Our base defensive structure is a 3-3-5 with a base alignment of 3 Safeties stacked over 3 Linebackers stacked over 3 DL. Our base defense strength is called to the field and we flip our 2 LBs and Safeties on each play. Our position names are F= Field Backer, B= Boundary Backer, W= Wide Safety, S= Short Safety, M= Mike, A= Adjuster. The Field Backer and Wide Safety always align to the field and the Boundary Backer and Short Safety always align to the boundary.

Diagram 1


Alignment of Secondary Players:

Combo Coverage can be called and played 3 different ways but the only alignment/technique that changes is the corners. The base call of Combo aligns the Corners and Safeties at 7 yards. The corners are playing “Loose Man” on #1 Wide and Short Safeties are playing “Seam” Technique on 2/3, the Adjuster is “Run Support/MOF”, and the Linebackers are playing “Hug” Technique on #3.


Bump Combo:

The first adjustment that can be made is to call “Bump Combo” and this changes the alignment of the corners and brings them from 7 yards off the line of scrimmage to 5. It also changes how they play man coverage.

Diagram 2


Press Combo:

The second adjustment we can make in Combo is “Press Combo”. This changes the alignment of the corners from 7 yards off LOS and brings them down to the LOS and they play in your face man to man coverage.



Corners: (Corners are 10 and 11 to the ball on run and have no responsibility to stop run)

Loose Man: Align 7 yards from LOS inside eye of #1 WR. On the snap of ball will take 3 backpedal read steps reading the release of the WR. If WR breaks at any point during 3 backpedal put foot in-ground and drive on break. If WR runs vertical, then collision inside the hip of WR and force them towards the sideline. The points of emphasis with the corners in loose man are to really work with them on getting good to backpedal steps that are not too short but are not too long. If the corner steps to close together on his backpedal, he will get to his third backpedal step before the WR has gotten to their route break. If the corner takes too long of a stride in his backpedal, he will be off-balance and will not be able to react quickly to quick game concepts.

Bump Man: Align 5 yards from LOS and head up on WR. On the snap of ball buzz feet and wait for the WR to come to you. Collision the WR at 5 yards and attempt to reroute him away from his intended route. In bump man, the corner is going to chop his feet on the snap and mirror the release of the WR. If the WR steps out the corner will side shuffle out, and if the WR steps in the corner will shuffle in, these do not have to be big shuffles the corner just needs to stay square and in front of the WR.

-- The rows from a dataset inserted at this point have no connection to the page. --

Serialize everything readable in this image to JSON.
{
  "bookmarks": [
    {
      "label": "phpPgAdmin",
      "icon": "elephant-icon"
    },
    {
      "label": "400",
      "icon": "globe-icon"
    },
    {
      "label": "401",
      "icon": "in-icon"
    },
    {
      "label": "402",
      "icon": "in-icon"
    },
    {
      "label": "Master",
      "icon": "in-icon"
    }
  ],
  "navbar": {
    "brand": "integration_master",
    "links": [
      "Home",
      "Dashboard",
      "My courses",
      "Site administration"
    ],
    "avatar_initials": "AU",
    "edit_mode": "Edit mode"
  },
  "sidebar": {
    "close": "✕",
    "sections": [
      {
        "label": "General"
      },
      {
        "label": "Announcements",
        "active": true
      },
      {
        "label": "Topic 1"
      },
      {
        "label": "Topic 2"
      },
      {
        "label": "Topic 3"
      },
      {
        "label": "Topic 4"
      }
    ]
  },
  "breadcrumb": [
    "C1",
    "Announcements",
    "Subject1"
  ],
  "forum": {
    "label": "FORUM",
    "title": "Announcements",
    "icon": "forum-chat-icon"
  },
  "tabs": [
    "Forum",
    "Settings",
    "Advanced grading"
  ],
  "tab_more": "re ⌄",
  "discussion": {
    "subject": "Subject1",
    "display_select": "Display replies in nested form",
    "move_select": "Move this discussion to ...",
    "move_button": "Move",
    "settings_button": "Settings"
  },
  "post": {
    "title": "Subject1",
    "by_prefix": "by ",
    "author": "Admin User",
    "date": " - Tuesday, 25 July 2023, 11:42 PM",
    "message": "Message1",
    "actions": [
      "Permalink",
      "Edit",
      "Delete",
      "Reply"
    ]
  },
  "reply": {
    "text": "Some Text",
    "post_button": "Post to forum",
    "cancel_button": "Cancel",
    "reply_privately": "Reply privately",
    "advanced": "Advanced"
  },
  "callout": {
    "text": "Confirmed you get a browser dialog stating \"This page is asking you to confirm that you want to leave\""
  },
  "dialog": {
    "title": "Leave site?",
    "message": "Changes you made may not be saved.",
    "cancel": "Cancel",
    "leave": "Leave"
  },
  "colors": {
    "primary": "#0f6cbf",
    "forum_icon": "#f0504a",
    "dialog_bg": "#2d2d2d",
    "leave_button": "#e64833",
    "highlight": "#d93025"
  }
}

It is also important to work with the corner so that they do not try to put too much into their jams. Most high school corners think that they need to jam the WR hard to get a reroute and that is not what is needed in this instance. The corner forces the WR to reroute himself by simply not moving out of the way as the WR runs up the field.

Press Man: Align at LOS head up on WR. At the snap of the ball mirror release of WR and offhand jam him as he steps toward you. For the press man technique, the area that needs to be emphasized the most is that the corner does not try to be overly physical on the jam. Most corners will try to jam hard because that is what they think is important. We found that this puts the corner out of position for the rest of the route that the WR will run. We teach our corners in press man to “inch out”. This means that they will take small steps backward almost a back-ward shuffle and when the WR steps one direction the corner will then punch with the hand opposite of the step by the WR. This does not need to be a very hard punch, but it does need to be firm.